And examples of literary history are hardly new: Edward Gibbon’s magisterial History of the Decline and Fall of the Roman Empire would be the lesser without his luxurious prose style and ironic wit; and Lord Macaulay – himself a favourite of Churchill’s – would not have achieved the cultural prominence he did without the wide circulation of his literary and poetic talents.
This category could include Peter Pomerantsev, whose book Nothing Is True and Everything Is Possible – a beautifully written examination of modern Russia and its turbulent recent past – is on the longlist for this year’s Samuel Johnson Prize. It is not strictly history, but Pomerantsev’s narrative – which contains thoughtful, thorough examinations of Russian archetypes he met during his time in the country, as well as a brilliant exposition of the ways in which the Putin government controls domestic media and politics – is still essential for understanding Russia’s recent past. Other examples of history as literature include Sebastian Faulks’ The Fatal Englishmen, a compelling triple biography of bright young things who never made it to middle age, and Helen Macdonald’s H is for Hawk, an emotionally raw memoir of coping with grief combined with an experimental biography of T. H. White. All of these books exhibit noteworthy literary merit; each attracts a wider audience than a more conventional historical work would; and each ought to be embraced and emulated for those very reasons.
Increased attention on writing well will not debase the nature of historical writing; it will not debase the currency.
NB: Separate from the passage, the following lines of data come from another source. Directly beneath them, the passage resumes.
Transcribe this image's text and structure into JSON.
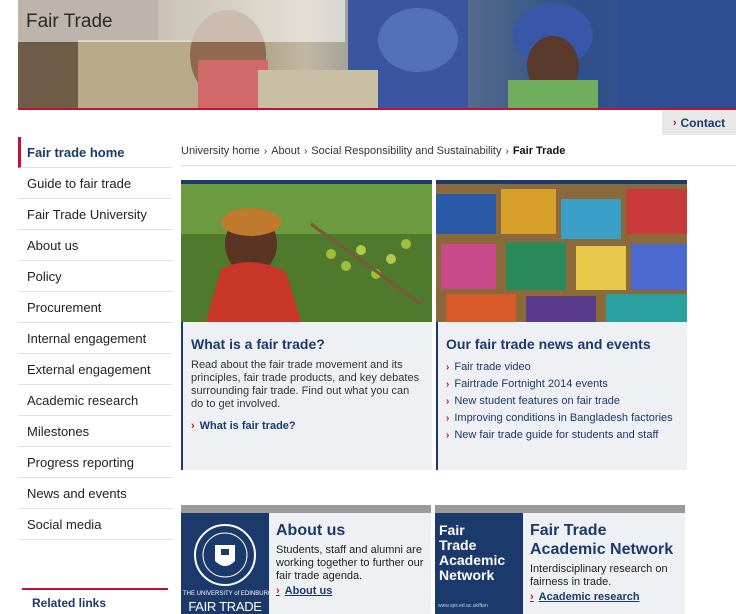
{
  "banner": {
    "title": "Fair Trade"
  },
  "contact": {
    "label": "Contact"
  },
  "sidebar": {
    "items": [
      {
        "label": "Fair trade home"
      },
      {
        "label": "Guide to fair trade"
      },
      {
        "label": "Fair Trade University"
      },
      {
        "label": "About us"
      },
      {
        "label": "Policy"
      },
      {
        "label": "Procurement"
      },
      {
        "label": "Internal engagement"
      },
      {
        "label": "External engagement"
      },
      {
        "label": "Academic research"
      },
      {
        "label": "Milestones"
      },
      {
        "label": "Progress reporting"
      },
      {
        "label": "News and events"
      },
      {
        "label": "Social media"
      }
    ],
    "related_links": "Related links"
  },
  "breadcrumb": {
    "items": [
      "University home",
      "About",
      "Social Responsibility and Sustainability"
    ],
    "current": "Fair Trade"
  },
  "feature_left": {
    "title": "What is a fair trade?",
    "text": "Read about the fair trade movement and its principles, fair trade products, and key debates surrounding fair trade. Find out what you can do to get involved.",
    "link": "What is fair trade?"
  },
  "feature_right": {
    "title": "Our fair trade news and events",
    "items": [
      "Fair trade video",
      "Fairtrade Fortnight 2014 events",
      "New student features on fair trade",
      "Improving conditions in Bangladesh factories",
      "New fair trade guide for students and staff"
    ]
  },
  "about_card": {
    "title": "About us",
    "text": "Students, staff and alumni are working together to further our fair trade agenda.",
    "link": "About us",
    "logo_top": "THE UNIVERSITY of EDINBURGH",
    "logo_bottom": "FAIR TRADE"
  },
  "network_card": {
    "title": "Fair Trade Academic Network",
    "text": "Interdisciplinary research on fairness in trade.",
    "link": "Academic research",
    "logo_text": [
      "Fair",
      "Trade",
      "Academic",
      "Network"
    ],
    "logo_url": "www.sps.ed.ac.uk/ftan"
  },
  "colors": {
    "brand_navy": "#1b3a6b",
    "accent_red": "#c8102e"
  }
}
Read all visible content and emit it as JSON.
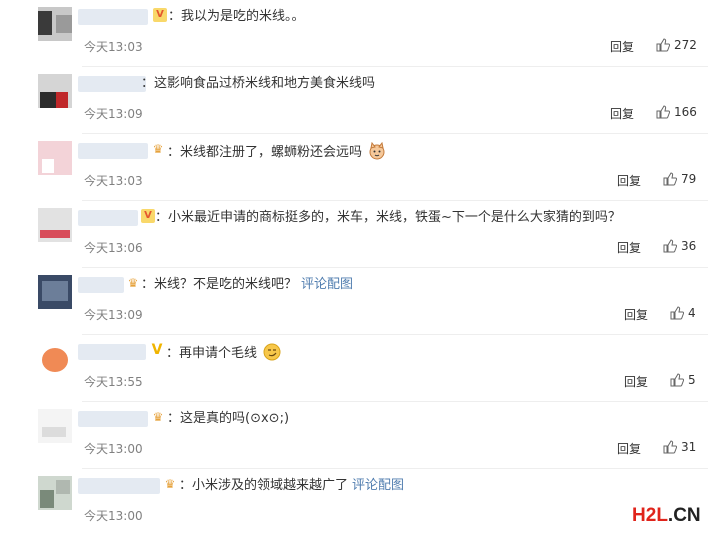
{
  "comments": [
    {
      "text": "我以为是吃的米线。。",
      "time": "今天13:03",
      "reply": "回复",
      "likes": "272",
      "link": ""
    },
    {
      "text": "这影响食品过桥米线和地方美食米线吗",
      "time": "今天13:09",
      "reply": "回复",
      "likes": "166",
      "link": ""
    },
    {
      "text": "米线都注册了，螺蛳粉还会远吗",
      "time": "今天13:03",
      "reply": "回复",
      "likes": "79",
      "link": ""
    },
    {
      "text": "小米最近申请的商标挺多的，米车，米线，铁蛋~下一个是什么大家猜的到吗？",
      "time": "今天13:06",
      "reply": "回复",
      "likes": "36",
      "link": ""
    },
    {
      "text": "米线？不是吃的米线吧？",
      "time": "今天13:09",
      "reply": "回复",
      "likes": "4",
      "link": "评论配图"
    },
    {
      "text": "再申请个毛线",
      "time": "今天13:55",
      "reply": "回复",
      "likes": "5",
      "link": ""
    },
    {
      "text": "这是真的吗(⊙x⊙;)",
      "time": "今天13:00",
      "reply": "回复",
      "likes": "31",
      "link": ""
    },
    {
      "text": "小米涉及的领域越来越广了",
      "time": "今天13:00",
      "reply": "回复",
      "likes": "",
      "link": "评论配图"
    }
  ],
  "watermark": {
    "h": "H",
    "two": "2",
    "l": "L",
    "dot": ".",
    "cn": "CN"
  },
  "icons": {
    "badge_v": "vip-v-badge-icon",
    "badge_crown": "crown-badge-icon",
    "like": "thumbs-up-icon",
    "emoji_cat": "cat-emoji-icon",
    "emoji_smile": "smirk-emoji-icon"
  },
  "colors": {
    "link": "#507daf",
    "time": "#808080",
    "watermark_red": "#e0241b"
  }
}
Well-written is not the same, necessarily, as popular – and certainly not equivalent to populist. (Though there do need to be elements of both within the discourse for it to function effectively. I was once posed the question of whether the world would be better if all books of a historical nature were written, at the very lowest level, for undergraduates. The point the questioner was trying to make – and it is an especially valid one – is that without popular history, soon there would be no new generations of undergraduates at all.)
Writing history with skill and verve is not a distasteful exercise. Instead it can inspire young minds, advance new and provocative ways of thinking about the world, and assist in the production of that which may approach true literature. It can reignite old memories, revitalise and revolutionise form and genre – and, as the Nobel Committee has wisely chosen to acknowledge this year, it can do great good for society at large on a truly magnificent scale.
This piece was originally published in History Today.